Who doesn't remember that one special teacher who kindled new insights or sparked dreams that opened new worlds for us?
Each year roughly 22,000 teachers leave the profession in South Africa. Considering that the number of teachers leaving annually is much higher than those entering the profession, this number is concerning.
This exit of teachers means that our country isn’t retaining enough teachers to meet the demand, and we are also not training enough new teachers to replace them. As we experience a national teacher shortage, we are seeing a linked decrease in the wellness of our teachers.
Educators weave the cloth of community with human thread. They shape the futures of millions of children each year, and through this, they shape societies and countries alike. With teachers being regarded as the essential drivers of our education system, we must support them to be holistically happy and healthy educators.
If the ultimate goal of education is to promote our children’s success, teacher well-being must be a central consideration. Yet, too often, the focus is on the marks achieved by our education system with little thought for their teachers.
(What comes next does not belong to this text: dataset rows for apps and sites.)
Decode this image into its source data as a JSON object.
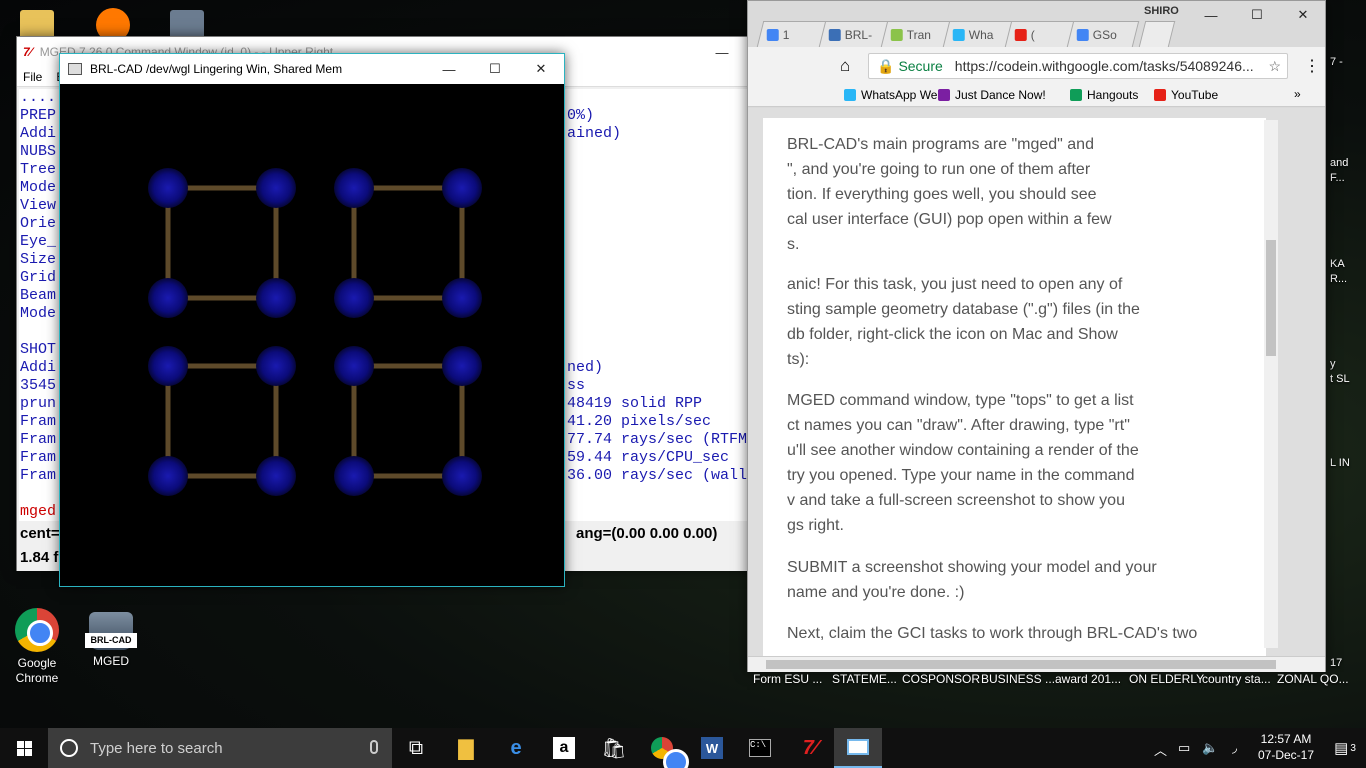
{
  "desktop": {
    "icons": [
      {
        "label": "Google\nChrome"
      },
      {
        "label": "MGED"
      }
    ],
    "side_labels": [
      "7 -",
      "and",
      "F...",
      "KA",
      "R...",
      "y",
      "t SL",
      "L IN",
      "17"
    ]
  },
  "mged": {
    "title": "MGED 7.26.0 Command Window (id_0) -  - Upper Right",
    "menu": [
      "File",
      "E"
    ],
    "left_lines": [
      "....",
      "PREP",
      "Addi",
      "NUBS",
      "Tree",
      "Mode",
      "View",
      "Orie",
      "Eye_",
      "Size",
      "Grid",
      "Beam",
      "Mode",
      "",
      "SHOT",
      "Addi",
      "3545",
      "prun",
      "Fram",
      "Fram",
      "Fram",
      "Fram",
      "",
      "mged"
    ],
    "right_lines": [
      "",
      "0%)",
      "ained)",
      "",
      "",
      "",
      "",
      "",
      "",
      "",
      "",
      "",
      "",
      "",
      "",
      "ned)",
      "ss",
      "48419 solid RPP",
      "41.20 pixels/sec",
      "77.74 rays/sec (RTFM)",
      "59.44 rays/CPU_sec",
      "36.00 rays/sec (wallclock)"
    ],
    "status": {
      "cent": "cent=",
      "ang": "ang=(0.00 0.00 0.00)",
      "fps": "1.84 f"
    }
  },
  "render": {
    "title": "BRL-CAD /dev/wgl Lingering Win, Shared Mem",
    "nodes": [
      [
        0,
        0
      ],
      [
        1,
        0
      ],
      [
        2,
        0
      ],
      [
        3,
        0
      ],
      [
        0,
        1
      ],
      [
        1,
        1
      ],
      [
        2,
        1
      ],
      [
        3,
        1
      ],
      [
        0,
        2
      ],
      [
        1,
        2
      ],
      [
        2,
        2
      ],
      [
        3,
        2
      ],
      [
        0,
        3
      ],
      [
        1,
        3
      ],
      [
        2,
        3
      ],
      [
        3,
        3
      ]
    ],
    "edges": [
      [
        0,
        1
      ],
      [
        2,
        3
      ],
      [
        4,
        5
      ],
      [
        6,
        7
      ],
      [
        8,
        9
      ],
      [
        10,
        11
      ],
      [
        12,
        13
      ],
      [
        14,
        15
      ],
      [
        0,
        4
      ],
      [
        1,
        5
      ],
      [
        2,
        6
      ],
      [
        3,
        7
      ],
      [
        8,
        12
      ],
      [
        9,
        13
      ],
      [
        10,
        14
      ],
      [
        11,
        15
      ]
    ],
    "node_color": "#0b0b8a",
    "edge_color": "#5e4a2a"
  },
  "browser": {
    "profile": "SHIRO",
    "tabs": [
      {
        "label": "1",
        "color": "#4285f4"
      },
      {
        "label": "BRL-",
        "color": "#3b6fb6"
      },
      {
        "label": "Tran",
        "color": "#8bc34a"
      },
      {
        "label": "Wha",
        "color": "#29b6f6"
      },
      {
        "label": "(",
        "color": "#e62117"
      },
      {
        "label": "GSo",
        "color": "#4285f4"
      }
    ],
    "secure": "Secure",
    "url": "https://codein.withgoogle.com/tasks/54089246...",
    "bookmarks": [
      {
        "label": "WhatsApp Web",
        "color": "#29b6f6"
      },
      {
        "label": "Just Dance Now!",
        "color": "#7b1fa2"
      },
      {
        "label": "Hangouts",
        "color": "#0f9d58"
      },
      {
        "label": "YouTube",
        "color": "#e62117"
      }
    ],
    "paragraphs": [
      "BRL-CAD's main programs are \"mged\" and\n\", and you're going to run one of them after\ntion. If everything goes well, you should see\ncal user interface (GUI) pop open within a few\ns.",
      "anic! For this task, you just need to open any of\nsting sample geometry database (\".g\") files (in the\ndb folder, right-click the icon on Mac and Show\nts):",
      "MGED command window, type \"tops\" to get a list\nct names you can \"draw\". After drawing, type \"rt\"\nu'll see another window containing a render of the\ntry you opened. Type your name in the command\nv and take a full-screen screenshot to show you\ngs right.",
      "SUBMIT a screenshot showing your model and your\nname and you're done. :)",
      "Next, claim the GCI tasks to work through BRL-CAD's two"
    ],
    "below_labels": [
      "Form  ESU ...",
      "STATEME...",
      "COSPONSOR",
      "BUSINESS ...",
      "award 201...",
      "ON ELDERLY",
      "country sta...",
      "ZONAL QO..."
    ]
  },
  "taskbar": {
    "search_placeholder": "Type here to search",
    "time": "12:57 AM",
    "date": "07-Dec-17",
    "notifications": "3"
  }
}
Our teachers’ emotional well-being and capacity are often overlooked even though the greatest chance for increasing learner and societal success is by investing in the health, happiness, and wellness of those who teach.
Challenges contributing to educator burnout and dropout rates
At the pandemic’s start, there was a global sense of fellowship where humankind welled with a warm gleam of mutual respect and responsibility. Those on the frontline were cheered and revered, but were our teachers? Or are they the seemingly forgotten frontline heroes?
Committed and caring teachers represent a sizable segment of the workforce that kept working during the pandemic. Teachers were required to shift gears overnight in response to lockdown. They were expected to be ever-present and available at all hours, often tending to our children whilst simultaneously caring for their own families and children at home.
Post-Covid, with schools returning to total capacity, teachers are dealing with traumatized children who, in many cases, can no longer handle full time learning in overcrowded classrooms. Grade 3’s, for example, are experiencing full-time attendance for the first time in their lives and are needing far more help and attention. Unfortunately, this is resulting in dramatically higher rates of educator burnout.
The importance of in-person teaching is evident. Our children cannot thrive without the support of teachers and principals.
Many of our teachers work and live in the same community, making them highly visible. The pressure of being a community role model means teachers can never fully let their guard down. They need to remain professional at all times, both in and out of the classroom, allowing very little room to be fallible. Living behind the mask of ‘Teacher’ while struggling through the challenges of Covid has made exhaustion, anxiety and depression among educators more pronounced. Many teachers say they are so burned out that they may soon leave the profession earlier than planned.
KILT has developed teacher focused support
KILT’s Teacher Wellness project focuses on assisting our teachers to stay healthy and self-aware. The project includes three programmes that focus on wellness support to assist teachers in managing stress and developing resilience.
Recently 69% of teachers participating in the KILT Creative Wellbeing programme reported feeling more confident and less stressed about their work, lives and futures. In addition, 313 teachers and assistant teachers participated in our teacher-focused projects, resulting in a 68% direct teacher reach.
Even though teachers are exhausted and stressed they are still showing their devotion by participating in after school activities. In our most disadvantaged and overcrowded Knysna schools, KILT identified more than 78% of our after school programmes have teacher participation.
KILT is invested in our teachers and sponsors 124 posts, one in seven in local schools. These sponsored posts reduce the pupil to teacher ratio to 30:1. Without these additional posts, the ratio would be 35:1.
A quote from a teacher:
“Looking at how we grew up and all the challenges that we faced, I never thought that one day we would speak about these things and here we are – we are able to share our stories.”
Teacher well-being and support are critical to a meaningful education and to our children’s overall success and future.
Now more than ever, it is critical to remember and support the human essence of our educators, not just as a profession but as whole, healthy and happy beings. And above all else, we must not undermine the commitment that our educators demonstrated when they faced the greatest crisis of their careers.